Areas characterized by traffic congestion and a low-income population with low purchasing power such as Mombasa road and Eastlands, are the worst performing nodes recording average rental yields of 5.7% and 5.4%, respectively.
Performance of real estate themes in MUDs versus single-themed developments’ Performance
We looked at the prices, rents and returns of each theme in mixed-use developments in comparison to the theme’s average performance in the market, to determine the return margin of investing in an MUD.
Retail space in mixed-use developments records an average rental yield of 8.5% with an average occupancy of 76.9%. This is 1.1% points and 4.3% percentage points lower than the market average at 9.5% yield and 81.2% occupancy. This indicates that retail space performs worse in an MUD context in comparison to being in isolation and we attribute this to competition from shopping centres and malls, strategically located in residential areas, making them easier to access. We, however, note that in destination mixed-use developments, retail space performs better due to the state-of-the-art facilities provided that attract clientele who are looking for an experience.
Commercial Office Space

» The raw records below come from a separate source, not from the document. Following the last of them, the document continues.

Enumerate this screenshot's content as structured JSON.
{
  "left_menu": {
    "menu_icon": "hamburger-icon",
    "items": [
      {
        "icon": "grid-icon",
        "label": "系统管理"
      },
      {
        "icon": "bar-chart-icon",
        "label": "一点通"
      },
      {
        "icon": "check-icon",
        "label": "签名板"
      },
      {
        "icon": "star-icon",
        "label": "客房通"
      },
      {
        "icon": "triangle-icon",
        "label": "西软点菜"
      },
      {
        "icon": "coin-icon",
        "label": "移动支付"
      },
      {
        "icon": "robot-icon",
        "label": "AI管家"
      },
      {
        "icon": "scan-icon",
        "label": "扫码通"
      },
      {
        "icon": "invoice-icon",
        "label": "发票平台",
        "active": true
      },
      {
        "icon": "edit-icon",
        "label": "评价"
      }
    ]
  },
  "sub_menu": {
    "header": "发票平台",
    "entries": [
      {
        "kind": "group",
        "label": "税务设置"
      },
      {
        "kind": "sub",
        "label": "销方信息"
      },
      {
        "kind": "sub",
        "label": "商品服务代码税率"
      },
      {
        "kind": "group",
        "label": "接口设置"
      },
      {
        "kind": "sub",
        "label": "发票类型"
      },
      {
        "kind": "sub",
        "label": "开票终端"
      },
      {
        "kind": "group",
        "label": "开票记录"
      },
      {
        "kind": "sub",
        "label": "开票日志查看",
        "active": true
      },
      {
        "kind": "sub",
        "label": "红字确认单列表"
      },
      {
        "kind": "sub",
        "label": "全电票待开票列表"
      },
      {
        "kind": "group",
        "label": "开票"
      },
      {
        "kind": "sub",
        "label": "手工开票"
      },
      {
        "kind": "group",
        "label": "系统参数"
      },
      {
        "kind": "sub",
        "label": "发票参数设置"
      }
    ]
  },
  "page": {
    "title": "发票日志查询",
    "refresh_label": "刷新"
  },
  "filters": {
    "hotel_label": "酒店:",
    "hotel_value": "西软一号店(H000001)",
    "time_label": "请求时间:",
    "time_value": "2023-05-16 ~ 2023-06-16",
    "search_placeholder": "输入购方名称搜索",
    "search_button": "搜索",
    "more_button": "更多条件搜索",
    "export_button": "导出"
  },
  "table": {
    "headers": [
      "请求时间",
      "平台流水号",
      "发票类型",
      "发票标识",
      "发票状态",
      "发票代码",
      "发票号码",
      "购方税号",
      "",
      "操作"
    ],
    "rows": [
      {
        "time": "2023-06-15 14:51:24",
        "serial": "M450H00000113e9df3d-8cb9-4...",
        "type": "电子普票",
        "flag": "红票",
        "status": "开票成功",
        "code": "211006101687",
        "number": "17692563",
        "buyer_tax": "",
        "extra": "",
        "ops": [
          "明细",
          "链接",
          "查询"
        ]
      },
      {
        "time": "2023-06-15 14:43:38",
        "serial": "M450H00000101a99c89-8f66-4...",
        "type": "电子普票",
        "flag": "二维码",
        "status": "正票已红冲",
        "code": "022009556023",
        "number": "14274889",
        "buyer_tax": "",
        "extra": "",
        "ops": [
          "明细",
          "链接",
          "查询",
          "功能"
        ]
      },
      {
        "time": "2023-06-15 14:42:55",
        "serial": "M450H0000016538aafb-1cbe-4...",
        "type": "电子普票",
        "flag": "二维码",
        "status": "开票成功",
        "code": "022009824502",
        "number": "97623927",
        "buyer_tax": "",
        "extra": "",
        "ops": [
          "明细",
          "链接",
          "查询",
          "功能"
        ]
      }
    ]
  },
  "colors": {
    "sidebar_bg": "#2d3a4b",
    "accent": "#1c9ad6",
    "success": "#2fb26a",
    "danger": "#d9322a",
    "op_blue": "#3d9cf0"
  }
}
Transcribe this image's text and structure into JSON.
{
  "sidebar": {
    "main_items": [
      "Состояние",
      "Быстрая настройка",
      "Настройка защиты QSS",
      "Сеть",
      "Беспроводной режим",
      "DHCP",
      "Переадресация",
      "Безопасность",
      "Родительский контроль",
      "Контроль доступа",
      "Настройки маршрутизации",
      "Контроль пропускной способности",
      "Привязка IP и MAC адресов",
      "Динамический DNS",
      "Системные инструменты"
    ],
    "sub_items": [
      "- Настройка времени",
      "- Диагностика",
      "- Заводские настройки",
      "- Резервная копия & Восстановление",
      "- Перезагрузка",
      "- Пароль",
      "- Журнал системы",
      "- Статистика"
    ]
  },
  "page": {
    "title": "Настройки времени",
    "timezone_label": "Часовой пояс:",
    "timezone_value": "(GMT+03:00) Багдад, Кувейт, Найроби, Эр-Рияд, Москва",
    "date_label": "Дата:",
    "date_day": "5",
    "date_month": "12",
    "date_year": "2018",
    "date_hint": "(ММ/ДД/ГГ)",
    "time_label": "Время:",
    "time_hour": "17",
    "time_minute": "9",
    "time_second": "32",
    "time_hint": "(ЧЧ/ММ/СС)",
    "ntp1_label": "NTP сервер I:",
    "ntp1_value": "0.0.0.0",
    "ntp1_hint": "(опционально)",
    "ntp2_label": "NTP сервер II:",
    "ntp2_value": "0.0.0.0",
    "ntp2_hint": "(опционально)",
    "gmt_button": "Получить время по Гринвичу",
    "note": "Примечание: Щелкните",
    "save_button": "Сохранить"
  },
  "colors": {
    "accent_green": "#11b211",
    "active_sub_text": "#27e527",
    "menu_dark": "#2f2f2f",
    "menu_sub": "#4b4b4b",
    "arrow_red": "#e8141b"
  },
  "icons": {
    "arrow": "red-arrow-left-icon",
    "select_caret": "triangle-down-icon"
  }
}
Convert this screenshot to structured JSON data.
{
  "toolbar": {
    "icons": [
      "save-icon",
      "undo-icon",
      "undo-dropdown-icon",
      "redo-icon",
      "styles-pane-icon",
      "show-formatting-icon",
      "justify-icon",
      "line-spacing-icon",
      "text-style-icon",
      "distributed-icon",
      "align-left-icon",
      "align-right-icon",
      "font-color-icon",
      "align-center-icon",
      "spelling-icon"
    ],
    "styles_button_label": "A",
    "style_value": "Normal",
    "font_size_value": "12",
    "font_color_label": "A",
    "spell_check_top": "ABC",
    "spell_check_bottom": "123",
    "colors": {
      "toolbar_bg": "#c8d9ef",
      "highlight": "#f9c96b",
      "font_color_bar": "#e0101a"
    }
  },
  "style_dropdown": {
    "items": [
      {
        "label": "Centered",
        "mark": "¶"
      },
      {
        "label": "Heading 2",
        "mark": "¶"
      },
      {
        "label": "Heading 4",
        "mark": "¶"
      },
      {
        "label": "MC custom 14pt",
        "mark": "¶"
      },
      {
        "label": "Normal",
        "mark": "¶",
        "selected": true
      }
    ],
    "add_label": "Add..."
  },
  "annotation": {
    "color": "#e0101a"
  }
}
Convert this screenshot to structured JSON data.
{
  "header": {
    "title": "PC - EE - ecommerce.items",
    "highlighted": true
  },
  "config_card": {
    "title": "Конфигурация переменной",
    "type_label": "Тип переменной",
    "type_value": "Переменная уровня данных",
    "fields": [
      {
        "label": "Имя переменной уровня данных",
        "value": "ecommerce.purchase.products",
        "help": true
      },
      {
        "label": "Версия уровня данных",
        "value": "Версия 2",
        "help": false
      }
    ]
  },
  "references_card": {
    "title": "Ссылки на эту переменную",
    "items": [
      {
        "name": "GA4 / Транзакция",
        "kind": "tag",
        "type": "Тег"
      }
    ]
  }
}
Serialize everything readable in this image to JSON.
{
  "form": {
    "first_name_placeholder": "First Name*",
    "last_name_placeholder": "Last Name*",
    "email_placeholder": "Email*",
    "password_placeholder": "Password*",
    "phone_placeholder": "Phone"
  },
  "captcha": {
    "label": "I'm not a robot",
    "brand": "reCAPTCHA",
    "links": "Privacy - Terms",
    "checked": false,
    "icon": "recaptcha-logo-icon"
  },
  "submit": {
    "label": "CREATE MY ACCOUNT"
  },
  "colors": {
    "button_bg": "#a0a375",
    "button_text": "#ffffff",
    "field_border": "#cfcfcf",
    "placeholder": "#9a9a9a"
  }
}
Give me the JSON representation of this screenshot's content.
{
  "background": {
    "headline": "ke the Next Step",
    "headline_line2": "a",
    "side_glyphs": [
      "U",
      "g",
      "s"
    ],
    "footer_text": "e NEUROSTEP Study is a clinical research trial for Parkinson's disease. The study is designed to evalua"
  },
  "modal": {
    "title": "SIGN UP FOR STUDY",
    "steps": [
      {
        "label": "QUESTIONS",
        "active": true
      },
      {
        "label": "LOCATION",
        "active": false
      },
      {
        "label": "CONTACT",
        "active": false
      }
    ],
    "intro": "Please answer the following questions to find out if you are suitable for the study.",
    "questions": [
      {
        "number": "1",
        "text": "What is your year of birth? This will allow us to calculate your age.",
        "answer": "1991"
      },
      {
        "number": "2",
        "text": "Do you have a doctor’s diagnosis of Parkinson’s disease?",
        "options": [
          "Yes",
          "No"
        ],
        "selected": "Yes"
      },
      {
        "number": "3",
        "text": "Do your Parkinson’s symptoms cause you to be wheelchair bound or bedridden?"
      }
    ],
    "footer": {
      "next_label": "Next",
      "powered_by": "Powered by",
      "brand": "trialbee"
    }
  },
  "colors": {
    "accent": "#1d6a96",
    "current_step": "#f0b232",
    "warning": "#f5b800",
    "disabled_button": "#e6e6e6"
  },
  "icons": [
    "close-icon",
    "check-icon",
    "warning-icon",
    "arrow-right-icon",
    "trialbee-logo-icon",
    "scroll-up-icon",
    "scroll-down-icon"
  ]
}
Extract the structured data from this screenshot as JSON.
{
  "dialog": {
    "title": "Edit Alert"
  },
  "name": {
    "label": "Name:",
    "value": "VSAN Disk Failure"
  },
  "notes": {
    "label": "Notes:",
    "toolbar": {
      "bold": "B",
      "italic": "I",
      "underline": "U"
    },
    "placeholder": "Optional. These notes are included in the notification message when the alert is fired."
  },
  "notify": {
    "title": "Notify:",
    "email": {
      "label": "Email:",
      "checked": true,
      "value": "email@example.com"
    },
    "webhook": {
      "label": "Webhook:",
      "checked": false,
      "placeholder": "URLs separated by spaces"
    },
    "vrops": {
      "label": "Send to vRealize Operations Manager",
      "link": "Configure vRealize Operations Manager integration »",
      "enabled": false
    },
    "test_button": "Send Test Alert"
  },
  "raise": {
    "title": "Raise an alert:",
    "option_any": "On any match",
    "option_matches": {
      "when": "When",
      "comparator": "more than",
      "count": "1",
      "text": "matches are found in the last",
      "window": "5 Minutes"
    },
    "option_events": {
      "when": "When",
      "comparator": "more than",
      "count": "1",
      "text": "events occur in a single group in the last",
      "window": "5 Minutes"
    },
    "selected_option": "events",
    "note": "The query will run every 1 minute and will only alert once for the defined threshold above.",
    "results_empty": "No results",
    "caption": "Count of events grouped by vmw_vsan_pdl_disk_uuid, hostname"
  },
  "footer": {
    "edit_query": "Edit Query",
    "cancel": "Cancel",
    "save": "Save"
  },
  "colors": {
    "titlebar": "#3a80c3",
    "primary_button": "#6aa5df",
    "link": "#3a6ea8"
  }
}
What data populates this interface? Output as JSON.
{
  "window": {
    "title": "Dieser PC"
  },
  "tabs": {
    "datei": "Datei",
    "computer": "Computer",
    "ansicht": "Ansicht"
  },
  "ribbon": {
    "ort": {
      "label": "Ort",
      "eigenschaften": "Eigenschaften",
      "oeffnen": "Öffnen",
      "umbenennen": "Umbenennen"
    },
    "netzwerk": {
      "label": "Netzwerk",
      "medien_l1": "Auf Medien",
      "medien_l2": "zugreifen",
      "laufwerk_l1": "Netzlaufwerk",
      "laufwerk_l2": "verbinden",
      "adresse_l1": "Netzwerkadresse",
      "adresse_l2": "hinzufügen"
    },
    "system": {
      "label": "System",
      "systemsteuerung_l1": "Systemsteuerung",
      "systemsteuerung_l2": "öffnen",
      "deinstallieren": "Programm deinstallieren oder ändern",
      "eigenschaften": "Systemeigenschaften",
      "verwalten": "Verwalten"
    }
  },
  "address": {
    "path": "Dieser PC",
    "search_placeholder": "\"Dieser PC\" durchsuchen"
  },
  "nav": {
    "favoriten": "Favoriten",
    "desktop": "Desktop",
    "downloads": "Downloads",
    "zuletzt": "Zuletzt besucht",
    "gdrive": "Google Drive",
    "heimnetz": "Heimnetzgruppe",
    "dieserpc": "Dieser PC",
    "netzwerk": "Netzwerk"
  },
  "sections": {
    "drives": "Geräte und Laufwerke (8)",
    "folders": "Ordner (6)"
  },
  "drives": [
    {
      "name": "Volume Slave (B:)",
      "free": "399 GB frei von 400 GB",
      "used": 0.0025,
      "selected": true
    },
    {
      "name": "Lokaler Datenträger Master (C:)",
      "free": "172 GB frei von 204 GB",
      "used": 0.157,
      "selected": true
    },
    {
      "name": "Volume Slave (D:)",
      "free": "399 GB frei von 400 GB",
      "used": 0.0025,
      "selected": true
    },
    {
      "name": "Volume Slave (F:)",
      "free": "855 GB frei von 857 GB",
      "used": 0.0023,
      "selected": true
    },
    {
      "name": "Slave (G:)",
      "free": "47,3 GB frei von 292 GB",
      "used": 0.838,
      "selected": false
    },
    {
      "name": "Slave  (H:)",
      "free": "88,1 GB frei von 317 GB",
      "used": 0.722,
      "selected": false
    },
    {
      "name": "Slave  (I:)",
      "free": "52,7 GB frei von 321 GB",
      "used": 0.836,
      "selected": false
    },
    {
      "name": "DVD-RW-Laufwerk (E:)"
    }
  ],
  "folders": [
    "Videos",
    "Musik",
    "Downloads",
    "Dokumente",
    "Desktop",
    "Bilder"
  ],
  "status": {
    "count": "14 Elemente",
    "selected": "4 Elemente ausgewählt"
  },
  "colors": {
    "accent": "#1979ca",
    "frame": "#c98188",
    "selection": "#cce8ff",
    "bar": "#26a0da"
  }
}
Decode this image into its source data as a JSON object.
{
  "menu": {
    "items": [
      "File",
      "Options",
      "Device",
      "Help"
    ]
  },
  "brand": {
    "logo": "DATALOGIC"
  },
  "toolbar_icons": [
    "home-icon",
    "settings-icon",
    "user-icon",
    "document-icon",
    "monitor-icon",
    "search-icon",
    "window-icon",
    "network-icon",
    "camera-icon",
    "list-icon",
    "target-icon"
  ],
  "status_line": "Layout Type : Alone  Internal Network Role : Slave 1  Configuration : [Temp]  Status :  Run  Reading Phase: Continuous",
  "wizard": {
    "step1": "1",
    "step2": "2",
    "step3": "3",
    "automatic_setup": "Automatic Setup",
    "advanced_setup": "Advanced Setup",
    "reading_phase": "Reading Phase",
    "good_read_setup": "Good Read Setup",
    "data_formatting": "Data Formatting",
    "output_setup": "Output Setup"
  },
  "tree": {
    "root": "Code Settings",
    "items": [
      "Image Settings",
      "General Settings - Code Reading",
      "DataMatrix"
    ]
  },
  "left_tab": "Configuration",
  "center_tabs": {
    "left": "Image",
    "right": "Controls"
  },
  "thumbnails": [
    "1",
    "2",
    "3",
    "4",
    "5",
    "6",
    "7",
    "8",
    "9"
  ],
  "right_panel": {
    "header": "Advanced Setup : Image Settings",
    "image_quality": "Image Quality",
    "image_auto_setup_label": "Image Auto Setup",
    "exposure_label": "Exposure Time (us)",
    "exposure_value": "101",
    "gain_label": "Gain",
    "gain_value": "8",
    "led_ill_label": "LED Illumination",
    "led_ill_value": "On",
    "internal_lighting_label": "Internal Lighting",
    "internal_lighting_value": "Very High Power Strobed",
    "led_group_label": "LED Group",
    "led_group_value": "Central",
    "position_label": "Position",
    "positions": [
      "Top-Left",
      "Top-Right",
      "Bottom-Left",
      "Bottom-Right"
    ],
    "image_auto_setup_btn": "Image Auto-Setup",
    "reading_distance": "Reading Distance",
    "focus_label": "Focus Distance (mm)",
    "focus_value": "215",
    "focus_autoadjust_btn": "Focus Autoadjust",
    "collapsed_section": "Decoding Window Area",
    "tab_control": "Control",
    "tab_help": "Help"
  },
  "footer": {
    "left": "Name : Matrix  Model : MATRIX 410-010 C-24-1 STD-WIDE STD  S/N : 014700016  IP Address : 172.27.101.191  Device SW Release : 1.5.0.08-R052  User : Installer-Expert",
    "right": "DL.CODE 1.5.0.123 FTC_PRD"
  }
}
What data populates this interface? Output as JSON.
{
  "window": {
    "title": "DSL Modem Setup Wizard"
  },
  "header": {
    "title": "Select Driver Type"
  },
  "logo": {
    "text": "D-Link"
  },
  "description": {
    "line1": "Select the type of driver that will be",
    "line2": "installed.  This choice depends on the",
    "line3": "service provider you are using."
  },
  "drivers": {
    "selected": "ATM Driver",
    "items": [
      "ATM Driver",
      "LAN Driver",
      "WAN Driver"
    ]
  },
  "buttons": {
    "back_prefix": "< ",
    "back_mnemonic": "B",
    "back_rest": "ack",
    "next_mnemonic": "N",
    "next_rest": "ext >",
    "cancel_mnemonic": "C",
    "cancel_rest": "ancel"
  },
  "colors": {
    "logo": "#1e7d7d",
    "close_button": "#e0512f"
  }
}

Commercial offices in mixed-use developments record higher rental yields of 8.2%, 0.3% points higher than the market average at 7.9%. This is attributable to high rental charges of Sh110.3/SQFT compared to the market average at Sh99.2/SQFT, given that they are mainly Grade A offices with state-of-the-art technical services provided such as high-quality elevators, fittings and automation systems and ample parking at a minimum ratio of 3:1000 (3 parking slots for every 1000 SQFT), which lack in Grade B and C offices, hence tenants are willing to pay a premium.
Incorporation of the residential theme in large scale integrated mixed-use developments in the Nairobi Metropolitan Area is growing in popularity, and we have seen this in developments such as Two Rivers along Limuru road, Garden City along Thika road and Nextgen along Mombasa road among others. Residential units in MUDs record higher prices at Kshs 168,343.5/SQM and rental yield at 5.6%, compared to the market average price at Kshs 127,895.3/SQM and rental yield at 5.0% due the convenience, that MUDs create, therefore, attract demand from prospective homeowners who are willing to pay a premium on the same.
When we compare the average rental yields of themes in MUDs to the overall market performance for each theme, we find that office space and residential units in MUDs have higher rental yields at 8.2% and 5.6% compared to the market average at 7.9% and 5.0% mainly attributed to higher rents and prices charged due to amenities and facilities provided.
With an average weighted rental yield of 8.0%, (8.5% for retail space accounting for 30.9% of MUD lettable area on average, 8.2% for office space accounting for 58.1% of MUD lettable area on average and 5.6% for residential space accounting for 41.3% of MUD lettable area on average) mixed-use developments have higher returns compared to market average at 7.5%. MUDs are, therefore, a viable investment mainly for office and residential spaces recording a high rental yield of 8.2% and 5.6%, 0.3% and 0.6% points, above the market average at 7.9% and 5.0%, respectively and minimal allocation to retail space.
They are suitable for developers and investors looking to diversify their real estate portfolio, given that some themes such as office and retail have an oversupply of 4.7mn and 2.0mn SQFT space, respectively in Nairobi Metropolitan Area. The investment opportunity within the Nairobi Metropolitan Area is, thus, in areas such as Limuru road, Karen, Upperhill and Kilimani recording the highest rental yield returns of 9.7%, 9.4%, 8.7%, and 8.6%, respectively.